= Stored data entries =
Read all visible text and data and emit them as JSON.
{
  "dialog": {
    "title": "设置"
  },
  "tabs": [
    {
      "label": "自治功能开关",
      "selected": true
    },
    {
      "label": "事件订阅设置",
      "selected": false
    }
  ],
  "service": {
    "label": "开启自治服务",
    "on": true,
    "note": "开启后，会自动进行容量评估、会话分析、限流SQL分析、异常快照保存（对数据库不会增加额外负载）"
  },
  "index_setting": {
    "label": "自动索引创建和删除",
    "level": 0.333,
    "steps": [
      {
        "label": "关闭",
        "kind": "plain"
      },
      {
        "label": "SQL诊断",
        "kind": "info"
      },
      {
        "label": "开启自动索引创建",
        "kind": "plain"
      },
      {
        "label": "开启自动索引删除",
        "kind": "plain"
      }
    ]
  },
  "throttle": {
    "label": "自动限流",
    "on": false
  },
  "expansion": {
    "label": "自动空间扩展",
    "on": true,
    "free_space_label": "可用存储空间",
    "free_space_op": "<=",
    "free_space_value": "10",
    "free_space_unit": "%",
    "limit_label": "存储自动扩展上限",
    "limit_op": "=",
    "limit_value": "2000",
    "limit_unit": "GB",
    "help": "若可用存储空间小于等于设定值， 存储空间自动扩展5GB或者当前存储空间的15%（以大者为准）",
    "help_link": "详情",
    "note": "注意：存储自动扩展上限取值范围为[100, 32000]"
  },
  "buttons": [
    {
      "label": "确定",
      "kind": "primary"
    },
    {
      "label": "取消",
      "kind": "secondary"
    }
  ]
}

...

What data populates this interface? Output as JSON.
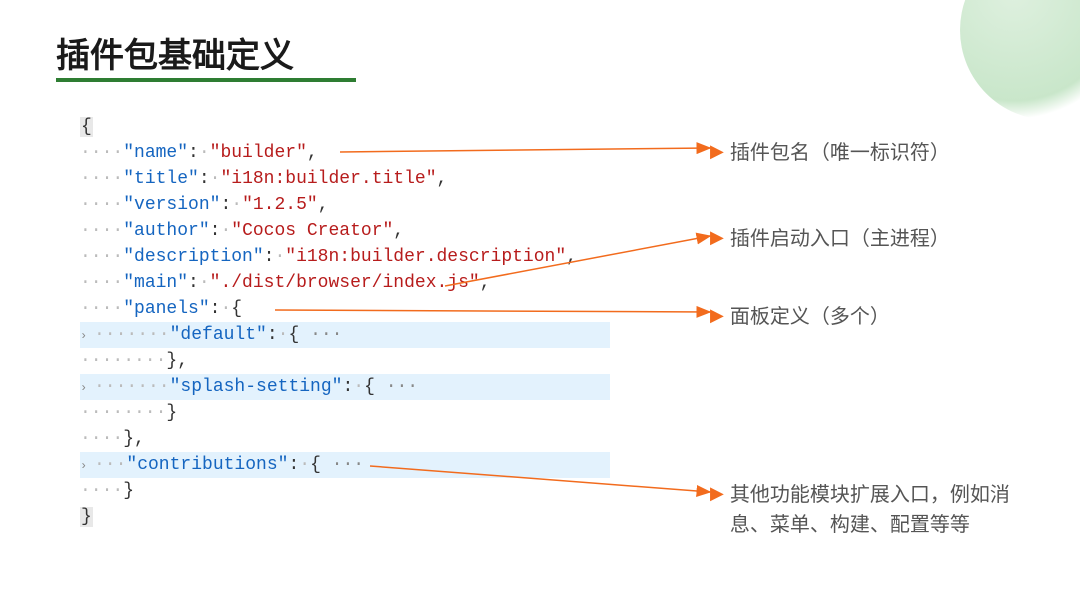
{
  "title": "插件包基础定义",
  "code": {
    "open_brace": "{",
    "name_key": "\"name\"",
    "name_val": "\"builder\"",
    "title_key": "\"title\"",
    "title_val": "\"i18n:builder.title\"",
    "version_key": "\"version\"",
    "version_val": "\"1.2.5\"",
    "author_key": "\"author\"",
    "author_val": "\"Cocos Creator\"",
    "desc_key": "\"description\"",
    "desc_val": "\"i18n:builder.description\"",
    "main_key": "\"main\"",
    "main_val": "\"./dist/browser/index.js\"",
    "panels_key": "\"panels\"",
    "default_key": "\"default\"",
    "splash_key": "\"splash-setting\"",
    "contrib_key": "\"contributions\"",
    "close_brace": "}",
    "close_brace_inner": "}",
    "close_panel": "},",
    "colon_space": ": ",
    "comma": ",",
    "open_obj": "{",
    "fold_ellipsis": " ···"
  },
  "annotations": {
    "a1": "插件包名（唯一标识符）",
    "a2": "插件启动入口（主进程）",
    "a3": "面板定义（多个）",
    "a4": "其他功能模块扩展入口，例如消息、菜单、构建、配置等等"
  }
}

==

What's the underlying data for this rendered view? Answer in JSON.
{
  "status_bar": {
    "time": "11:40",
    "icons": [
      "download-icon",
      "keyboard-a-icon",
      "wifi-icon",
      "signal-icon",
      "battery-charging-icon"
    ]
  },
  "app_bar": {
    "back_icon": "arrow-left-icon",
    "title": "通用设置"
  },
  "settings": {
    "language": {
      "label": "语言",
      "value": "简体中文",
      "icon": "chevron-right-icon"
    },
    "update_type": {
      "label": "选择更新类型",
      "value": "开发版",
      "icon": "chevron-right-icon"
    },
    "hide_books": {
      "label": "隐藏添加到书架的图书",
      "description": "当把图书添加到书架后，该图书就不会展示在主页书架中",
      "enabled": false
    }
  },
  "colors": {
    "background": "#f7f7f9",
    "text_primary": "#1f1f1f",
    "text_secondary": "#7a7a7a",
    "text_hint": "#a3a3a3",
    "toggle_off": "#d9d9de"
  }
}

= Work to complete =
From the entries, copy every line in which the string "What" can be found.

= Your solution =
What data populates this interface? Output as JSON.
What's the underlying data for this rendered view? Answer in JSON.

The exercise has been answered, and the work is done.